Extracted data entries
=====

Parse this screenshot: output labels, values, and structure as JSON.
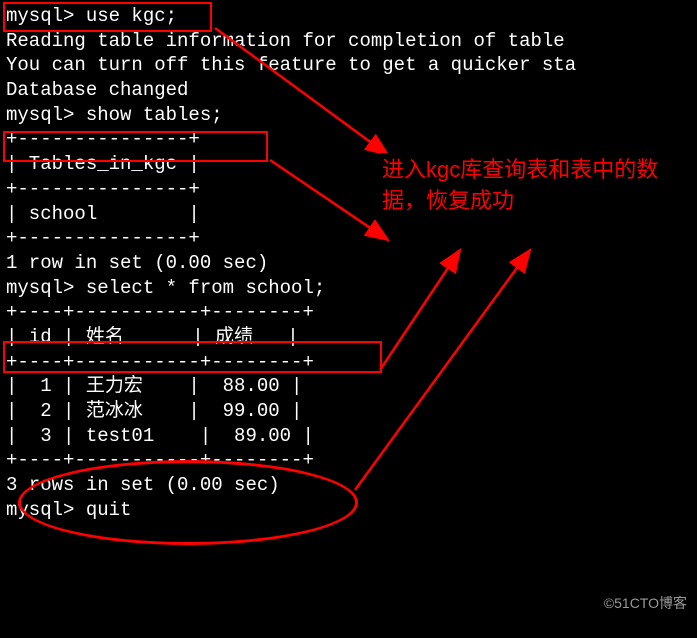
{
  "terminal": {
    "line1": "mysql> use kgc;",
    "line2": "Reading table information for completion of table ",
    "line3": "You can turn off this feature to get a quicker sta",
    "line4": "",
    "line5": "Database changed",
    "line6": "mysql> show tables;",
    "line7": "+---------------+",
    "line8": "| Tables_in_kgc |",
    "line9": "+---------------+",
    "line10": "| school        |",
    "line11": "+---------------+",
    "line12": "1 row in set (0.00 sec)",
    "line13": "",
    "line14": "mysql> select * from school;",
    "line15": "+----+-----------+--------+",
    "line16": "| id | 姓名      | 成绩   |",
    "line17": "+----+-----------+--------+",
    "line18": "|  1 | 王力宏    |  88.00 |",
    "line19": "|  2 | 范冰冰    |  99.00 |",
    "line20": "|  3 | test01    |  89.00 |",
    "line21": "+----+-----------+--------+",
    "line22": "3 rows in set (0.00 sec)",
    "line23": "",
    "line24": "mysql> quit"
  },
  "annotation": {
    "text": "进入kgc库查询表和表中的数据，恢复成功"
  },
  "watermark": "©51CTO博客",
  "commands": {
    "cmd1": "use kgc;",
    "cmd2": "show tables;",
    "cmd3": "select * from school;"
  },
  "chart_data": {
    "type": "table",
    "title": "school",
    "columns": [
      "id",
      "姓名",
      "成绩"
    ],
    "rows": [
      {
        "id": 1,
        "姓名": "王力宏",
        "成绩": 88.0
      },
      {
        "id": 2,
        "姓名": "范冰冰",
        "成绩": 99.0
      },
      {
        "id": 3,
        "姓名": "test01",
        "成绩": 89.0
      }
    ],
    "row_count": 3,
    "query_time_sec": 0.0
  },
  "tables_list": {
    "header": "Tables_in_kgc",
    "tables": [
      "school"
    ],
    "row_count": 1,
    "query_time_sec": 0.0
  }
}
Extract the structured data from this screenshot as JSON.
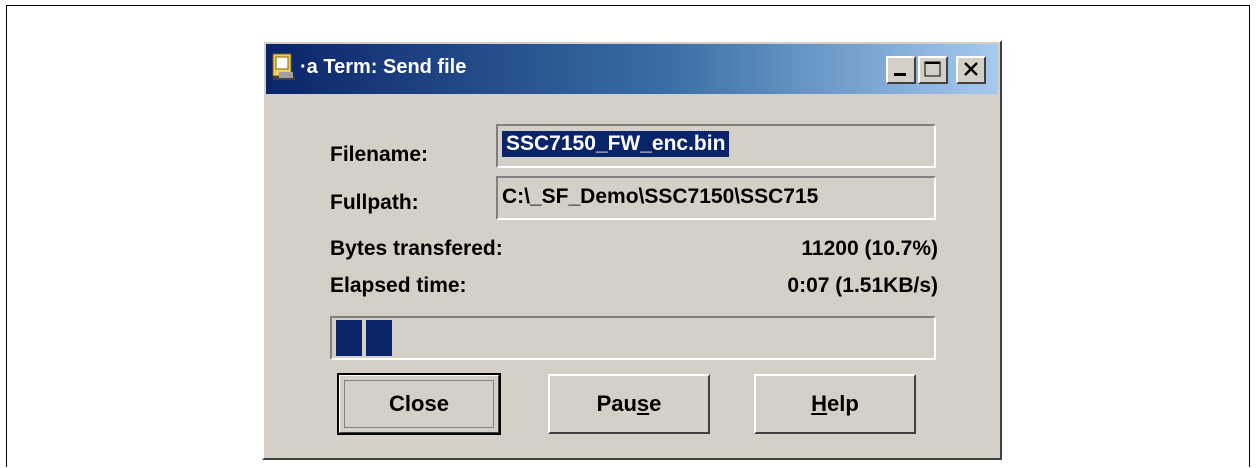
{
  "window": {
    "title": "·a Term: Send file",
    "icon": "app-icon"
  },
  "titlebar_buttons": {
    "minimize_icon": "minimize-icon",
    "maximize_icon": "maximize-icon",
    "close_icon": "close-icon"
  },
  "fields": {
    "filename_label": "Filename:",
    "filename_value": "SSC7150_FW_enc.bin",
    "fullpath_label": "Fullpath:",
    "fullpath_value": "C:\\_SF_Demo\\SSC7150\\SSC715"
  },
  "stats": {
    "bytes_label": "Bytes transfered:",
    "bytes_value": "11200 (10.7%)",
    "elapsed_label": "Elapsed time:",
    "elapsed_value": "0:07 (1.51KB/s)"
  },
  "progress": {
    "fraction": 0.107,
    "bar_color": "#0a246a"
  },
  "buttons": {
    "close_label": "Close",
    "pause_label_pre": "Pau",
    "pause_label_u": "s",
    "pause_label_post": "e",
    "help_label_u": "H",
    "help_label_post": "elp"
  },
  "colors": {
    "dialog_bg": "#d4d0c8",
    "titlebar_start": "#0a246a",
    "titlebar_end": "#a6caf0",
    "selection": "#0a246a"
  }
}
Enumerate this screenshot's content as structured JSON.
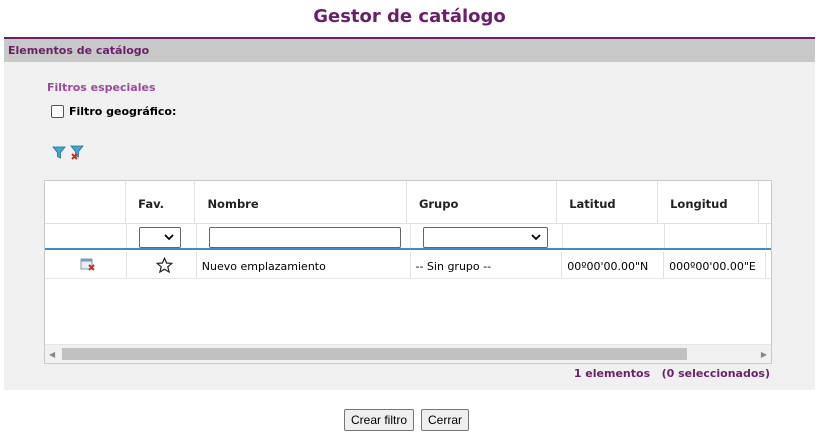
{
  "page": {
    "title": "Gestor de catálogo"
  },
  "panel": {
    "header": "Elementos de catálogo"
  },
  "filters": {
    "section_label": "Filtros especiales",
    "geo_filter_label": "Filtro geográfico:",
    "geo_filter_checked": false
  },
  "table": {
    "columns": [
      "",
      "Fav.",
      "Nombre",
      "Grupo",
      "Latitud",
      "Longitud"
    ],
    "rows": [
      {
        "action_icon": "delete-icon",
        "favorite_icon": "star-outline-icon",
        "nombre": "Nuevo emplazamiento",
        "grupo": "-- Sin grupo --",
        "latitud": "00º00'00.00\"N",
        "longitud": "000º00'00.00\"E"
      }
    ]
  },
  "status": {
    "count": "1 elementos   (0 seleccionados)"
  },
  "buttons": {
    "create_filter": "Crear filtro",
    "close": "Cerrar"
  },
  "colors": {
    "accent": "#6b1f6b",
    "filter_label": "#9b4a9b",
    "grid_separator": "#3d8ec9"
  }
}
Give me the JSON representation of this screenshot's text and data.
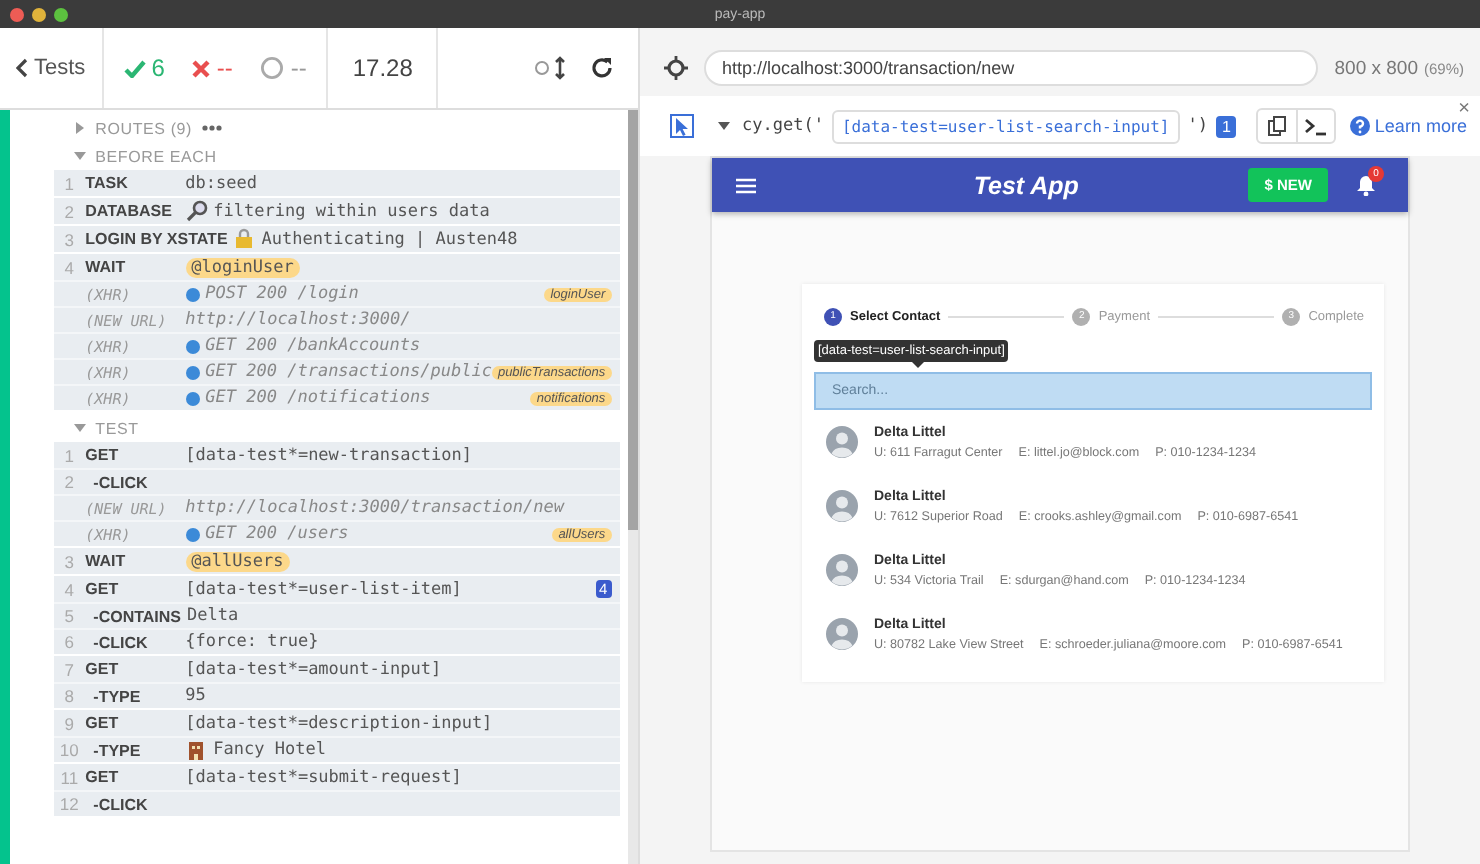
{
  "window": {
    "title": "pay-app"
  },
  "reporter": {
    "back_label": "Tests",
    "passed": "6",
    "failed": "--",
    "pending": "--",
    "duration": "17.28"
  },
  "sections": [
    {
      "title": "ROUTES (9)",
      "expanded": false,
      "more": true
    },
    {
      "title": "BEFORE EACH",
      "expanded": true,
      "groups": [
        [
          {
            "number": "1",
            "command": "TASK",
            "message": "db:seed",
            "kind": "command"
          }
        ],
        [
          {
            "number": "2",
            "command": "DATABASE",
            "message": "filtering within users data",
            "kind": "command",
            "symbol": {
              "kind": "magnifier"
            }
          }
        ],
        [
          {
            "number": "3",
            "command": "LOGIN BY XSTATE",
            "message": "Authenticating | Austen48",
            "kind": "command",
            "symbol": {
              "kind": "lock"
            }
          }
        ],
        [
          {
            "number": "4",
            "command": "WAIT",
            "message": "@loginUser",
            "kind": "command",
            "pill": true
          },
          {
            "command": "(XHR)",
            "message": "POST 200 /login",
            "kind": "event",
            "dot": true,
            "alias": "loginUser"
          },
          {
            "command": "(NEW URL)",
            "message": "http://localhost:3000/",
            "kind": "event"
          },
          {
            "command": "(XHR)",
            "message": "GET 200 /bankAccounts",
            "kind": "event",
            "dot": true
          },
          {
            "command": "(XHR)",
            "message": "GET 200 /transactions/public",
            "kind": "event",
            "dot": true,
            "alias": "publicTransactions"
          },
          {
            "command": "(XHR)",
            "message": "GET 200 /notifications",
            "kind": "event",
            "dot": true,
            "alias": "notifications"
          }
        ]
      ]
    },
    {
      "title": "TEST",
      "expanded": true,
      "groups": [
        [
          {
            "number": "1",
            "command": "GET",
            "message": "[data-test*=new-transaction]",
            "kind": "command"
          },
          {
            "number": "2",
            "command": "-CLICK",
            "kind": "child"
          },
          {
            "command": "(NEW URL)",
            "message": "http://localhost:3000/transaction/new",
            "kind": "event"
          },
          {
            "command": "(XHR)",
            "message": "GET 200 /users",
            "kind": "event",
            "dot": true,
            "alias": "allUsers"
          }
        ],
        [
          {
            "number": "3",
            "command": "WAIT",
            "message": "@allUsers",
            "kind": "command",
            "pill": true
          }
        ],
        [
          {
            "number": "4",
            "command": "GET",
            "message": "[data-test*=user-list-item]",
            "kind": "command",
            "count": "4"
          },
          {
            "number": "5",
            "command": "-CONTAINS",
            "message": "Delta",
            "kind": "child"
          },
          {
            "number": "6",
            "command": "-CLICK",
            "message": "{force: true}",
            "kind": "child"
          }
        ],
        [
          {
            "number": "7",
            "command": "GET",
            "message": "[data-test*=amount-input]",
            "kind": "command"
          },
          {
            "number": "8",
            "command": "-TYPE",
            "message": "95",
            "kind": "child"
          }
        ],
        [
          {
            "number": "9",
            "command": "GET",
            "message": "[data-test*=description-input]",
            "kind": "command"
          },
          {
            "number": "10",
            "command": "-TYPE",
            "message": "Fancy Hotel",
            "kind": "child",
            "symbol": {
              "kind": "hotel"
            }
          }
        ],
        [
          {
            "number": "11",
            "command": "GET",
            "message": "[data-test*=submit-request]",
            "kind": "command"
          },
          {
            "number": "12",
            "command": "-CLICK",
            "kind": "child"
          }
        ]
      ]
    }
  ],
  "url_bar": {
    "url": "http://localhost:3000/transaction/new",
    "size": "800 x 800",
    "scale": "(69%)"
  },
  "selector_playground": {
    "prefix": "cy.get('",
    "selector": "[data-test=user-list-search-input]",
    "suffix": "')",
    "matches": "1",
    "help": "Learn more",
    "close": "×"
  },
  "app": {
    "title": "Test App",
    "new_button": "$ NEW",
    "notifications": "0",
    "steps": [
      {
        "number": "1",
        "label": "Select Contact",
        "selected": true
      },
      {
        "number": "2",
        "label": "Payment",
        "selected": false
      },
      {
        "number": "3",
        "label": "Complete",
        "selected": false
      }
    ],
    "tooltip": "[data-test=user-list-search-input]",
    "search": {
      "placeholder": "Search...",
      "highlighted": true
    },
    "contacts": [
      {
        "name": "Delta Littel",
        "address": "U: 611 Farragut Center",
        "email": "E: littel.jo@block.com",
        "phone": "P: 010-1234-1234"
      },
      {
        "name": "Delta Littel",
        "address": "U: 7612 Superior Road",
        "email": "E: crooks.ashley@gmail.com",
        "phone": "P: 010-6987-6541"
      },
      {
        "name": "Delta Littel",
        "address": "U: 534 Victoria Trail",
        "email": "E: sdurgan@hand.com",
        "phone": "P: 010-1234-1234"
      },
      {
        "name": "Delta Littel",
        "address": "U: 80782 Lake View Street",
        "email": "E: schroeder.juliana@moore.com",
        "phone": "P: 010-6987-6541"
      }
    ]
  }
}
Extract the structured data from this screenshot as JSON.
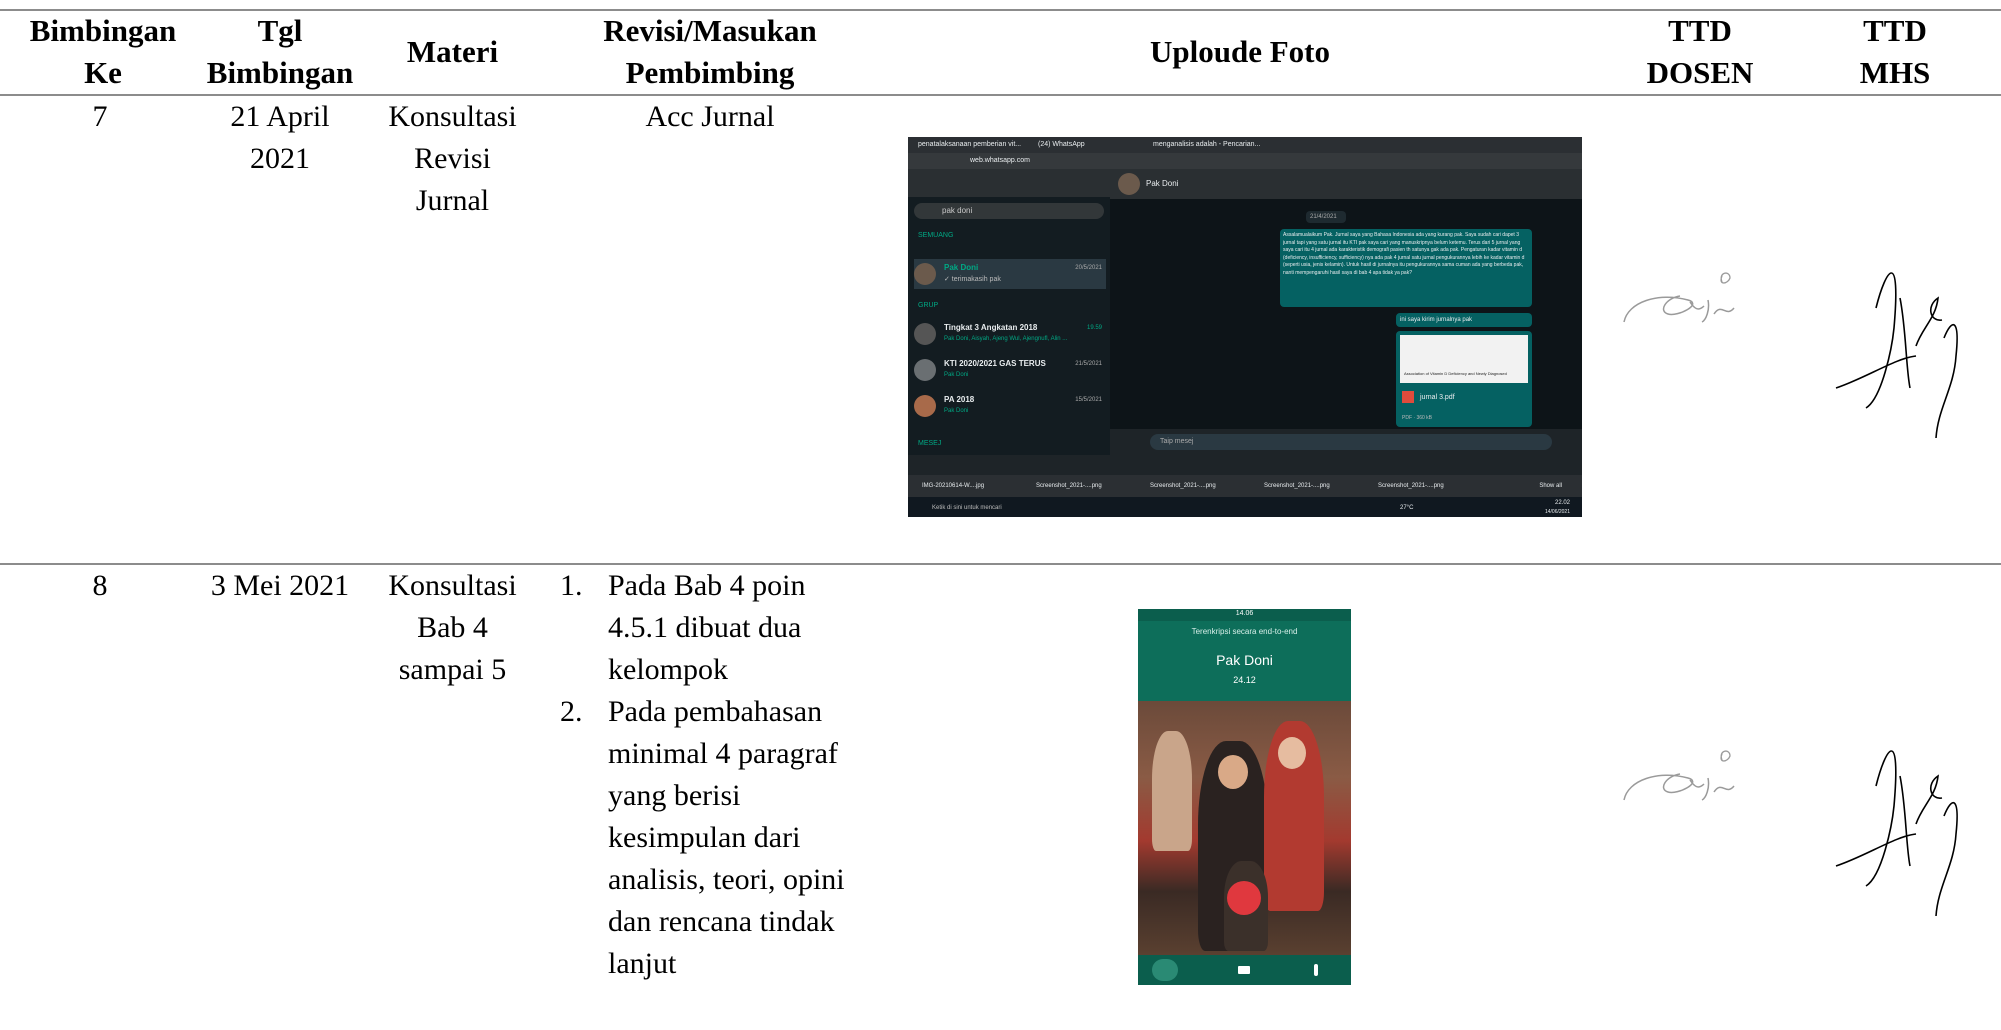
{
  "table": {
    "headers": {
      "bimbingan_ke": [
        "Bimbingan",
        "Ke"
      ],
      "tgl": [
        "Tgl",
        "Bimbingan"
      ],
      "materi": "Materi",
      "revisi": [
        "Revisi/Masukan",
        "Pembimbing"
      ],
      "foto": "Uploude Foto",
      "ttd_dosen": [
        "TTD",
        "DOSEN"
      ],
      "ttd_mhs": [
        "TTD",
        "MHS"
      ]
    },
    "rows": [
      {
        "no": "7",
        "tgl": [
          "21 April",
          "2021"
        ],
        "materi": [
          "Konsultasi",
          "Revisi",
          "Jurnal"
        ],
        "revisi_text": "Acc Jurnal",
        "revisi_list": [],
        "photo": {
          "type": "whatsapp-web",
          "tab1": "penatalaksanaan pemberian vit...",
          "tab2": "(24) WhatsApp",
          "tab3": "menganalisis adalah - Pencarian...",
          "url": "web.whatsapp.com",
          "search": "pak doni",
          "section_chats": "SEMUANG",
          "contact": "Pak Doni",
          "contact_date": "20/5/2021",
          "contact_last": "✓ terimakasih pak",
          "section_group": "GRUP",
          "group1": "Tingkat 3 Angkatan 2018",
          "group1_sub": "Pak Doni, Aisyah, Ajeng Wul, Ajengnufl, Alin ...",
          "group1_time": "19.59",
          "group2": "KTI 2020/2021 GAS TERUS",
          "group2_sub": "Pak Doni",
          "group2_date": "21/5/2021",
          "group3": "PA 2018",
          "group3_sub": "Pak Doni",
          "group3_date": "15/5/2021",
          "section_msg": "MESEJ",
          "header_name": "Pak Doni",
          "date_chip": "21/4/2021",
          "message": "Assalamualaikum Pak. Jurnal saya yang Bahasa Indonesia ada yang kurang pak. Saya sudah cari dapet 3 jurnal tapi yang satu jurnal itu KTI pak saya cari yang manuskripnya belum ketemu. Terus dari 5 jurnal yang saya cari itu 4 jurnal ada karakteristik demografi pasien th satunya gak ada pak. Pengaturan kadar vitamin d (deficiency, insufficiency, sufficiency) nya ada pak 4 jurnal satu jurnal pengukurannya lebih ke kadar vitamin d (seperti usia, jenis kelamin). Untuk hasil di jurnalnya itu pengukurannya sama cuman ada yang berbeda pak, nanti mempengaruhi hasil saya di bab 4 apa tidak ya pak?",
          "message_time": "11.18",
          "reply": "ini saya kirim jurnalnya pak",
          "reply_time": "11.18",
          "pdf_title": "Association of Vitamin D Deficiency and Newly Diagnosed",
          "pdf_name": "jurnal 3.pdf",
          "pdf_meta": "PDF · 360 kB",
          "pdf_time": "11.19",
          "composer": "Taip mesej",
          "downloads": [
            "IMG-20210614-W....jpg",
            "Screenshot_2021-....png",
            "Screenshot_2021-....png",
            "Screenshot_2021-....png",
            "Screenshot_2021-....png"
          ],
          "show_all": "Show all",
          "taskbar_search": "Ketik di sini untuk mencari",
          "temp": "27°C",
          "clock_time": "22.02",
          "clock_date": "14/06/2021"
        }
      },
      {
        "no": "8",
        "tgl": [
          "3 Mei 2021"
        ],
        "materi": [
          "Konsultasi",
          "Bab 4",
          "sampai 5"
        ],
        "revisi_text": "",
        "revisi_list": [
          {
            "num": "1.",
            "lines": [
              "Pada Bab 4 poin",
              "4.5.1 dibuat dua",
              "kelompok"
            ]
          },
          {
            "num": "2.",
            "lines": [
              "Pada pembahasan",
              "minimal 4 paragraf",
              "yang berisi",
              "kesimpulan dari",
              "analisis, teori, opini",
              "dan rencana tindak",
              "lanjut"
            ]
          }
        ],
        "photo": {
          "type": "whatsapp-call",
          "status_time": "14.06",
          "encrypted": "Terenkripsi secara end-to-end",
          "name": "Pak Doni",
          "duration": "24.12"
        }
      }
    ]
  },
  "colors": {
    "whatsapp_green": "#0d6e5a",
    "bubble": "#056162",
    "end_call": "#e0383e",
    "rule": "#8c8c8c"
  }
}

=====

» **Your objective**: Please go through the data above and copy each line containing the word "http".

» **Expected answer**:
            "message": "http://localhost:3000/",
            "message": "http://localhost:3000/transaction/new",
    "url": "http://localhost:3000/transaction/new",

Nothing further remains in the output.